special case using tail drop in the shallow buffer I mentioned. 
Alternatively, for a DualPI2 implementation without QProt, its L4S AQM 
could drop Not-ECT NQB packets with the square of the probability output 
by the L4S AQM.

>> * During overload, subject all packets to the same drop prob (Classic, L4S and NQB)
> 	[SM] Is there any other option, unless one wants to effectively starve all other traffic "classes"?
[BB] Access links generally do not include anything to handle overload 
attacks on their current (FIFO) links. Some ISPs provide DDoS detection, 
redirection and scrubbing services in their core. Access links are 
usually rudimentary, simple things though.

One could apply per-flow protection. However, here we're talking about 
options if the implementer has chosen not to implement traffic protection.
>> * add a 3ms sojourn limit for packets marked NQB (but not L4S), after which they are dropped
> 	[SM] Great idea, looking forward seeing this in the next dualQ draft!
[BB] I think you're misunderstanding the purpose of the appendix in the 
draft. It's an example for tutorial purposes.

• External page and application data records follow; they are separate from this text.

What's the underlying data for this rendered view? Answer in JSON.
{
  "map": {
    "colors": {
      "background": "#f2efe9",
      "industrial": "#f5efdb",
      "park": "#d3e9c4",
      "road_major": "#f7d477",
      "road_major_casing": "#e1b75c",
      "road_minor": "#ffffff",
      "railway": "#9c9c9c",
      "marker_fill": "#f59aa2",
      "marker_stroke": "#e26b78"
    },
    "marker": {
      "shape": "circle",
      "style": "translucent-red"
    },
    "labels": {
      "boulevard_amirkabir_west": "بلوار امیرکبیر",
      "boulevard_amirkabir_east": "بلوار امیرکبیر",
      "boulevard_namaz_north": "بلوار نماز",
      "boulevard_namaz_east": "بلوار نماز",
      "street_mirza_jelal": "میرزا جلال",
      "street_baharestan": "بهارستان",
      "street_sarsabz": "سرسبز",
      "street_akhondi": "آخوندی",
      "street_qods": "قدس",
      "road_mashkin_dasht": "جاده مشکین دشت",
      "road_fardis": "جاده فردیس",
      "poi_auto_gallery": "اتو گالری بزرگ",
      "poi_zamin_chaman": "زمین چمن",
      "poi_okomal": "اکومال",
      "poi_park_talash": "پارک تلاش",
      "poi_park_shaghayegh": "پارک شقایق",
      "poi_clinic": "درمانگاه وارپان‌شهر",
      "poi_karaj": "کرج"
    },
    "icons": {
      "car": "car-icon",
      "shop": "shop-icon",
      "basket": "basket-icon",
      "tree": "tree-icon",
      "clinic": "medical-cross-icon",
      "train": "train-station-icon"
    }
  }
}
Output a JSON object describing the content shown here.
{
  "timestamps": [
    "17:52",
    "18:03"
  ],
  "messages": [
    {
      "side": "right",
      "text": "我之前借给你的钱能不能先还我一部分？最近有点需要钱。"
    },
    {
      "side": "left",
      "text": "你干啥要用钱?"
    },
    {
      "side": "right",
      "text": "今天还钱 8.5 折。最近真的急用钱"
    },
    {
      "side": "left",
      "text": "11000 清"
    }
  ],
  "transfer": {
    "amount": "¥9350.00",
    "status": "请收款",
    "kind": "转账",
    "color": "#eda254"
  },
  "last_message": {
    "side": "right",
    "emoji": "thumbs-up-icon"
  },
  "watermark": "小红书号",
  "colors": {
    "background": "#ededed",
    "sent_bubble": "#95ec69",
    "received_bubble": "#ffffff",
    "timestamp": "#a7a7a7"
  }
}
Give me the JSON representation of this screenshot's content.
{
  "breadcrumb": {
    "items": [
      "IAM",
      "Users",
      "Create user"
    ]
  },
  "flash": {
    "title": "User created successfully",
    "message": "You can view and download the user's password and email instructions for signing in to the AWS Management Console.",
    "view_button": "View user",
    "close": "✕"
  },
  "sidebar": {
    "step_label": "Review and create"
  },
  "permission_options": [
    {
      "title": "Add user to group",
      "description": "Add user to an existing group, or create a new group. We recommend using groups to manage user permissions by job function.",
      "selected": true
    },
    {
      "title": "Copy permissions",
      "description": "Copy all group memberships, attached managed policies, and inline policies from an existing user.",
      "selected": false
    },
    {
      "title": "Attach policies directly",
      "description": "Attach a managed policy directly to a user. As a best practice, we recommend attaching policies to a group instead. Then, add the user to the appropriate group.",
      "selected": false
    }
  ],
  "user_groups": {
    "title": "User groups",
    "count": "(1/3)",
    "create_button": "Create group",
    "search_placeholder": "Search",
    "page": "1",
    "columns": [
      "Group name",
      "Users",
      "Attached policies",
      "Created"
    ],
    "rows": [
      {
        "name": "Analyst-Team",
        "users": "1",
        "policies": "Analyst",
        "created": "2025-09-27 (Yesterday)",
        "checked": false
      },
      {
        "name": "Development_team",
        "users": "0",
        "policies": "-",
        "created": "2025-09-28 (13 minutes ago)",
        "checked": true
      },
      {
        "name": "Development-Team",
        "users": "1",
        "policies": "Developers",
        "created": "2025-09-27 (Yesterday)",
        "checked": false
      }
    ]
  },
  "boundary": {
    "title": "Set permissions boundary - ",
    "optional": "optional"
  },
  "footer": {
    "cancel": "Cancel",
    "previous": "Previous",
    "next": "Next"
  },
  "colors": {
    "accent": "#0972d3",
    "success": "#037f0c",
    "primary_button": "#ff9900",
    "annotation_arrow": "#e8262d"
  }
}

I have no intention of adding NQB support to that tutorial example, 
which needs to focus on explaining the Coupled DualQ, not get cluttered 
up with extraneous details like optional extra DSCPs, and corner case 

But we are planning to add NQB support to the Linux reference 
implementation of DualPI2.

> Until then I will assume 250ms/2 as the likely default value.
[BB] That would be a very poor assumption. The shared buffer is 250ms to 
absorb Classic bursts, and the L4S queue just shares a part of that 
buffer that is typically tiny.

If an implementation used separate buffers, I would advise physical 
buffer of 250ms at the link rate for Classic and perhaps 4ms at the link 
rate for L4S, but with this 3ms sojourn limit applied within that.

> I also note that this adds another complication to dualQ, basically multiplexing a dropping regime into an ECN based system.
[BB] There would be an extra 'if' per packet (which is why we just used 
tail drop in a shallow buffer in DOCSIS).
>> * It might be necessary to tune down the L4S scheduling weight to bolster the incentive against mismarking, e.g. 3/4 not 15/16.
> 	[SM] You mean the part in the dualQ draft that says " if L4S traffic is over-aggressive or unresponsive, the scheduler weight for Classic traffic will at least be large enough to ensure it does not
>        starve."? I would not actually direct attention to this part of the dualQ rfc, as for a system that claims to share between L4S and standard-compliant flows only giving 1/16th to the standard-compliant flows is a problem.
[BB] You've completely missed the point of the coupling and how it 
overrides the scheduler. Please read the explanation in the draft 
(search for the three places where '1/16' is mentioned). It's no wonder 
you're not impressed with the design if you don't understand how it works.

>> The alternative specified for DOCSIS is to use a 10ms low latency buffer but also to implement per-flow queue protection (which can be disabled by the operator).
> 	[SM] If we are talking about [DOCSIS-MULPIv3.1]  Cable Television Laboratories, Inc., "MAC and Upper Layer Protocols Interface Specification, CM-SP-MULPIv3.1-I18-190422", April 22, 2019,
>                < CM-SP-MULPIv3.1>.
> In Annex N I read: I read:
> BUFFER_SIZE                // The size of the buffer for the LL service flow [B]
>                             //  (see Section C. A value of 10 ms multiplied
>                             // by the Maximum Sustained Rate (MAX RATE) is recommended
> Naively, I would say this is only 10 ms if MAX RATE equals 1, no? What am I missing.
[BB] That means the buffer size in bytes (indicated by '[B]') is 10ms 
multiplied by MAX_RATE given in the appropriate units (B/ms).



> Best Regards
> 	Sebastian
>> HTH
>> Bob
>>> Best Regards
>>> 	Sebastian
>> -- 
>> ________________________________________________________________
>> Bob Briscoe                     

Bob Briscoe